Animal Farm (Paperback, 2000, Penguin Books) 4 stars

'It is the history of a revolution that went wrong – and of the excellent …

Revisting this Classic

4 stars
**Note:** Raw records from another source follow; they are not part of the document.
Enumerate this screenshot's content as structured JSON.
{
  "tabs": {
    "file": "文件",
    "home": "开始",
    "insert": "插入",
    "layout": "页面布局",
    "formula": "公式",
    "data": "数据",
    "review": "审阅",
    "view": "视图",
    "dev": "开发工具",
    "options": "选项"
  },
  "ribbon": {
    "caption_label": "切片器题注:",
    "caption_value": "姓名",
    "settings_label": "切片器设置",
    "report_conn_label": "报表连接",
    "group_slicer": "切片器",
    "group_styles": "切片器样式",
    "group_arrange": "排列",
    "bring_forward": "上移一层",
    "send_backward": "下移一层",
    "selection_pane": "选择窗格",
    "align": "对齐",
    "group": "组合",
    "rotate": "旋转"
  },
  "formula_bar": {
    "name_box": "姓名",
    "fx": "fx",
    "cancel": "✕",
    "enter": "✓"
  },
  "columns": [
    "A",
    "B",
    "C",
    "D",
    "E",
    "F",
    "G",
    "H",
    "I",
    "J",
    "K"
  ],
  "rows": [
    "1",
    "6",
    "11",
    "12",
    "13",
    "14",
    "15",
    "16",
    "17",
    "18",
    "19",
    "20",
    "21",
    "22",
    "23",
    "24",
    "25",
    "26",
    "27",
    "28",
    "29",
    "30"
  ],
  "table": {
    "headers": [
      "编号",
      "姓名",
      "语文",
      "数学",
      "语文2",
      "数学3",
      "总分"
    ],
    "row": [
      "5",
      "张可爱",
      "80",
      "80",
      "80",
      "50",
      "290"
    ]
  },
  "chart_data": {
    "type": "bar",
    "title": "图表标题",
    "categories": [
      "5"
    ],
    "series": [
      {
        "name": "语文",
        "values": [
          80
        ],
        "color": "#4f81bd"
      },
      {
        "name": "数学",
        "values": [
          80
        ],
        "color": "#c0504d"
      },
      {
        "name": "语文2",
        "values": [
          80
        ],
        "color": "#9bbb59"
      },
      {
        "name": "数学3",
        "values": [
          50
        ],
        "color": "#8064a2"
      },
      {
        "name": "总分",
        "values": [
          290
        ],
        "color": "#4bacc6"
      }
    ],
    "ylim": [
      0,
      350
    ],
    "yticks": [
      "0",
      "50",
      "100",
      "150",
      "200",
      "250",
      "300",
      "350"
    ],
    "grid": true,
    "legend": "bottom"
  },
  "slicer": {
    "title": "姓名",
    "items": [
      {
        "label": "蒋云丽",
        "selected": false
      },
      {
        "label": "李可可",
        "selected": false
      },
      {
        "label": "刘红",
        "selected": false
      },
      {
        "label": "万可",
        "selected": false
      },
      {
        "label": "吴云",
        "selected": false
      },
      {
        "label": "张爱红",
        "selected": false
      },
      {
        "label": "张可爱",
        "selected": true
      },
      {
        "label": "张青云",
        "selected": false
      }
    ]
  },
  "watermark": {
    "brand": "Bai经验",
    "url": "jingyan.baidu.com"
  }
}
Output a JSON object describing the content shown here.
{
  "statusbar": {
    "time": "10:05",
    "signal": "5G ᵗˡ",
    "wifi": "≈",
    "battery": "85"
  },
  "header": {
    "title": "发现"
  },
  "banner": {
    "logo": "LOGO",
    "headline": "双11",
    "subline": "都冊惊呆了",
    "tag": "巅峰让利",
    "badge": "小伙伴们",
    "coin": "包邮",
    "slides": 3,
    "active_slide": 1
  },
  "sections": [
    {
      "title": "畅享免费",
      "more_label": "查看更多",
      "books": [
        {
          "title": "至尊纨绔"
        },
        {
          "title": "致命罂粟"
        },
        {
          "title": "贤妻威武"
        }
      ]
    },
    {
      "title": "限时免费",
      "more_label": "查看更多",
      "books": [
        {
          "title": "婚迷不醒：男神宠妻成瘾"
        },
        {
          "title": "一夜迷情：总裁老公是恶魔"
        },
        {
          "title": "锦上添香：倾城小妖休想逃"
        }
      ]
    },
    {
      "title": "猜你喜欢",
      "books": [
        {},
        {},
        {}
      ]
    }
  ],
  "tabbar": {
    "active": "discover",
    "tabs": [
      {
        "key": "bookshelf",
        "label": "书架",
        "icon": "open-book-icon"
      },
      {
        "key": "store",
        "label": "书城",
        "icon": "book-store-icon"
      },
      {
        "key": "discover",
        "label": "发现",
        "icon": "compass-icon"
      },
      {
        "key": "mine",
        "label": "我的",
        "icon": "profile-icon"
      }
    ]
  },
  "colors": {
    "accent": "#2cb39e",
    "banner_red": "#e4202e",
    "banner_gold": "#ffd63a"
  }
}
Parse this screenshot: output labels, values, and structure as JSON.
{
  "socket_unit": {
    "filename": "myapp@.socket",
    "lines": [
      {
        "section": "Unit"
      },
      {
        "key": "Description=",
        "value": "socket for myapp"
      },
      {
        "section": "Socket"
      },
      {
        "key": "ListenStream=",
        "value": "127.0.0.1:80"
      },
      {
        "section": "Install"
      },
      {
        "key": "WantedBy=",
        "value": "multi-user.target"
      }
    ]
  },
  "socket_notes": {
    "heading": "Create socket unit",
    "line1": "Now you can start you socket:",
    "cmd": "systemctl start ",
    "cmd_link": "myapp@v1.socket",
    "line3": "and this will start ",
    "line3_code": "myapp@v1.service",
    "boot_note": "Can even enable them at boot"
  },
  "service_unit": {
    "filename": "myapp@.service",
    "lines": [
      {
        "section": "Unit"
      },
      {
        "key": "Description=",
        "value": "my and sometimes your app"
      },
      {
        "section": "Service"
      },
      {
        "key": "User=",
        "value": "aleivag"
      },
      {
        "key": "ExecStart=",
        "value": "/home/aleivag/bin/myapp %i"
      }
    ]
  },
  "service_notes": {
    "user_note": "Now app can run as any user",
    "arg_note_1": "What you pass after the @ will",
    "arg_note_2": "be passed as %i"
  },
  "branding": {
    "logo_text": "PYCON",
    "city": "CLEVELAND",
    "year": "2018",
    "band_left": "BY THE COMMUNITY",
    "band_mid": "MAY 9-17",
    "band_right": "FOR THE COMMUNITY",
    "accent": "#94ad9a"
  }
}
I first read this in year seven or year eight at secondary school. Back then, we would stop after each chapter and analyse what we had just read. I think back to those classes with much intellectual happiness and greatly miss being able to hear everyone's opinions about the different characters and their narrative directions. I asked a group of my friends the other day what they thought about Orwell and none of them knew who he was. I, then, mentioned Animal Farm and 1984 and got the same response. I'm not writing this to speak negatively on them (for I, still, have not read 1984) but I just think it's an interesting direction that society may be going towards. On another analyse of this same situation, I think it's also fascinating to understand the different books everyone had to read during their schooling. For me, it was predominantly Animal Farm and Of Mice and Men but, for others, it could be something different entirely. To actually talk on the book, it's brilliant. The allegorical nature of it's narrative means that everything can be understood on several layers and the application of contextual theory to the characters allows for an even deeper understanding each time. This is a book you can revisit several times throughout your life and get a different evaluation each time. I can't wait to read 1984 (which is next).